Art is provided by Jack Kirby, which is a sore point for me. Kirby is an innovator, a trailblazer, a man with a superabundance of imagination, a man who is hailed as “King,” to whom obeisance must be given. However, I don’t hink his work has aged well. For instance, his characters are ugly. That’s all there is to it; they range from homely to hideous, but there’s not a good looker in the bunch. For some reason, his superheroes look like they’re wearing partially filled adult diapers beneath their uniforms. In Essential Captain America I, his much vaunted dynamic art usually translates into people flying through the air with their legs spread. On the other hand, Gil Kane’s art seems plain after Kirby’s. (On a side note, why does Stan nickname Gil “Sugar Lips” in some of the credits? A pun on the last name? Personal experience?)
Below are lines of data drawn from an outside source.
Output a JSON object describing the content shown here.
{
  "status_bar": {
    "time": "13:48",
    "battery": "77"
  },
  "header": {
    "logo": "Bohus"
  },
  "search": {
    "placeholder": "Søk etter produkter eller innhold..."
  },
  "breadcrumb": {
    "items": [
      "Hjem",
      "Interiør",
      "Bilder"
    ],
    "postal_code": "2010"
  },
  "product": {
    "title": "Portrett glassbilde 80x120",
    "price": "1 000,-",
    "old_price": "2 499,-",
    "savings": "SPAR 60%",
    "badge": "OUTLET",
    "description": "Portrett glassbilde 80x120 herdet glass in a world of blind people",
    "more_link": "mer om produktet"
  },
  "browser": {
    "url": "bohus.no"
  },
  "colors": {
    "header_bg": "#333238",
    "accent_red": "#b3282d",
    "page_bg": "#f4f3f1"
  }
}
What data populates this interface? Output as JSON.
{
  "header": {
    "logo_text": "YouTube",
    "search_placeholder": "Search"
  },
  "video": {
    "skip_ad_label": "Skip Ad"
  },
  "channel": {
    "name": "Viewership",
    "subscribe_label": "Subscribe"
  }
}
My position on Kirby is considered heretical; if you enjoy Kirby, add a point or two to the rating. I don’t understand it, but there are probably a lot of artists I like that are awful.7 And I have to admit, any man who can create the visual for MODOK deserves some sort of honors.
I would like to say I was pleasantly surprised by this book, but I wasn’t — I wasn’t surprised at all. Essential Captain America, v. 1, is what it is: Captain America beating the crap out of flunkies and henchmen so he can fight some Nazis. There’s a place for that in comics, even today, I think; but it’s not a place I enjoy visiting. If you’re only here for the Kirby, though, you’ll enjoy this much more than I did.
Rating: (2 of 5)